In Frank’s first feature-length film, documentary footage of poets Allen Ginsberg, Peter Orlovsky, and Peter’s brother Julius are inserted in a fictional framework. Constantly delineating real and imaginary situations and moving back and forth between color and black and white, the film describes the inner and outer worlds of Julius, a catatonic who silently observes the world around him.
1965–68, re-edited 1997
Appears in: Robert Frank: Frank Perspectives
Other Films by Robert Frank
Speaking in voiceover, Frank narrates scenes shot in his homes in New York and Nova Scotia. His rambling commentary returns to familiar themes of memory, and the loss of friends and family members. Alternately poignant, reflective, self-mocking, and angry, this candid autobiography reveals Frank’s late career preoccupations.
The artist joins Robert MacMillan on a wintry, pre-dawn morning and accompanies him on his daily route delivering newspapers in the rural Nova Scotia community where Frank has had a second home for many years. Chatting amiably in voiceover as his camera observes the landscape and MacMillan’s encounters with his customers, Frank conducts a rambling …

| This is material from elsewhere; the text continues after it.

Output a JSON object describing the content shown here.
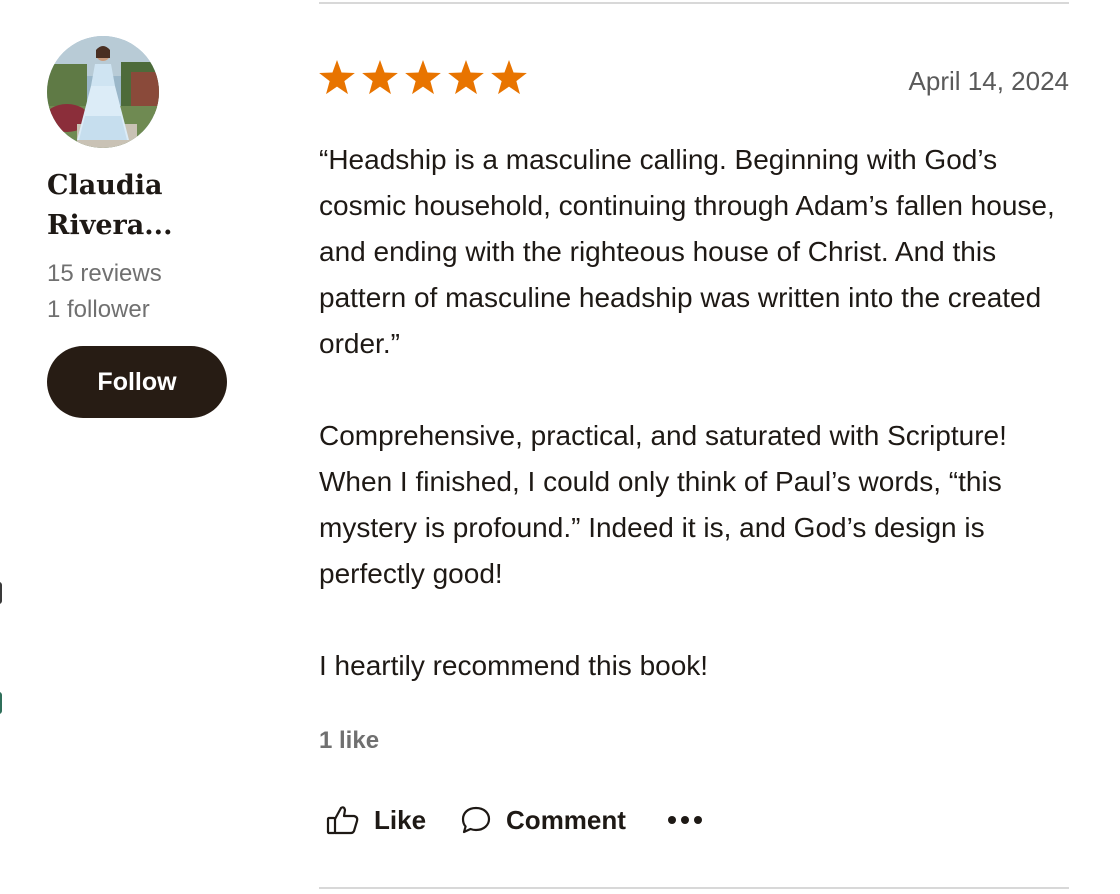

Frank narrates a charming re-enactment of his visit to the home of photographer Alfred Stieglitz. The cast comprises his wife June Leaf as Georgia O’Keeffe, artist Jerome Sother as Robert Frank, and Frank himself in the role of Stieglitz.